4BETTER OR WORSE- The week in review
Shortest tenure: Embattled Charlottesville school superintendent Scottie Griffin resigns April 21 after 10 months at the helm of city schools. [More on next page–editor.]
Earliest 57th District campaign controversy: Former mayor David Toscano fires off a press release April 20 accusing opponent Clement "Kim" Tingley of conducting a push poll and calls on him to cease the "smear campaign." Tingley issues his own release that denies negative campaigning in his survey.
Worst campaign strategy: Scott W. Coleman, Waynesboro planning commission vice chair and City Council candidate, is arrested on DUI– his second– and marijuana charges April 23, the News Virginian reports.
Most historic conviction: Davey Richard Mundie of Pea Ridge Road becomes the first person in Albemarle convicted of felony dog fighting, the result of a Delegate Rob Bell bill passed in 2003, Reed Williams reports in the Daily Progress.
Worst news for Region Ten: Police charge Jamison Clyde Ripley with forcible sodomy against another man while both are living in a group home for the mentally retarded, according to another Williams story.
Biggest budget: Albemarle's Board of Supervisors approve a $255.9 million budget April 20, almost $15 million more than the current budget.
Biggest nod: The board cuts the real estate tax rate two cents, from 76 cents per $100 assessed value to 74 cents– following a 27.2 percent leap in average property values in the latest biannual assessments.
Biggest bow-out: Supervisor David Bowerman announces he won't seek a fifth term representing the Rio District on the board.
Worst party casualty: A 17-year-old girl breaks her back when she falls off the porch at a Pi Kappa Alpha fraternity party early April 23 when a railing gives way. The teen reportedly was under the influence of alcohol and "with the band," according to a Cavalier Daily report.
Biggest Senate showdown: Majority Leader Bill Frist threatens to get rid of the 200-year-old filibuster for judicial nominations, and the Democrats promise to retaliate with the "nuclear option."
Hottest seat: Senator John Warner is a swing in the too-close-to-call vote, which may happen next month, which some Republicans are hesitant to support– and which a recent poll shows Americans oppose 2 to 1.
Best news for National Guard wannabes: The Guard will now consider applicants between 17 and 39 and drops that pesky GED/diploma requirement.
Newest look for Jefferson: The U.S. Mint in Philadelphia releases the 2005 nickel with an impression that makes TJ look like he has a beard.
Best time to visit TJ's house: In May, when locals in surrounding counties get in for $6 and kids under 12 for free.
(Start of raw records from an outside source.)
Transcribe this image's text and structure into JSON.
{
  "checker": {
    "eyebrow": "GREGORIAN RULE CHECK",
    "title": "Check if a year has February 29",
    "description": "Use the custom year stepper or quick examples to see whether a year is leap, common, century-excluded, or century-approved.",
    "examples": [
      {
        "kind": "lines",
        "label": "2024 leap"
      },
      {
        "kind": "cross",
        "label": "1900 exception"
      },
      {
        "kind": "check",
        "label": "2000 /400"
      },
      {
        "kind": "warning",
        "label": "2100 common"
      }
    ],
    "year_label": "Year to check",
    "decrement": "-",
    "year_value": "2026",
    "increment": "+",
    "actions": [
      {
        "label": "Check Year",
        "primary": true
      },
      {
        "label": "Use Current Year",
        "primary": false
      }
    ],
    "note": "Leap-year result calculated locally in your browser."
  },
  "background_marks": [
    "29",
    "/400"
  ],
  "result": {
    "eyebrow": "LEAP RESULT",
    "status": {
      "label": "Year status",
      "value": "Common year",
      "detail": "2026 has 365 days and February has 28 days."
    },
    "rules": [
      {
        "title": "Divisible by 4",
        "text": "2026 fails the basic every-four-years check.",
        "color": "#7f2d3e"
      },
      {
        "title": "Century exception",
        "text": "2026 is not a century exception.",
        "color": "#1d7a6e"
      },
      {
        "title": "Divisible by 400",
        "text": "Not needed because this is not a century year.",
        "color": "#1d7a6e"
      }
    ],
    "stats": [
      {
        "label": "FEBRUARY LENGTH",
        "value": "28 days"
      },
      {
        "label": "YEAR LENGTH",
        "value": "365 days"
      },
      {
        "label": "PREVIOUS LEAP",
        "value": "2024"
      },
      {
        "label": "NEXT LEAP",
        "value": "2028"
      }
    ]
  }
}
Bring an out-of-area visitor who pays the $14 full price and get in free.
Latest Nelson nicety: Nelson County Life debuts this month. Publishers (both former TV reporters) Tommy and Yvette Stafford promise "if-it-bleeds-it-leads" and "sensational-ambush" journalism will not appear in their magazine.
Latest Swank sighting: Million Dollar Baby Hilary Swank and husband Chad Lowe, last seen at Starbucks April 2, are spotted admiring the offerings in Nature Visionary Art gallery April 21, according to a Hook reporter.
Worst thing to leave in the car when fleeing the police: Your wallet, which James Lee Minor Jr. did April 20 after allegedly assaulting an officer and eluding escape on Pantops.
Brassiest move: The Daily Progress joins the Washington Post and the Chicago Tribune with bragging rights to its own march, courtesy of Nellysford composer Paul Richards.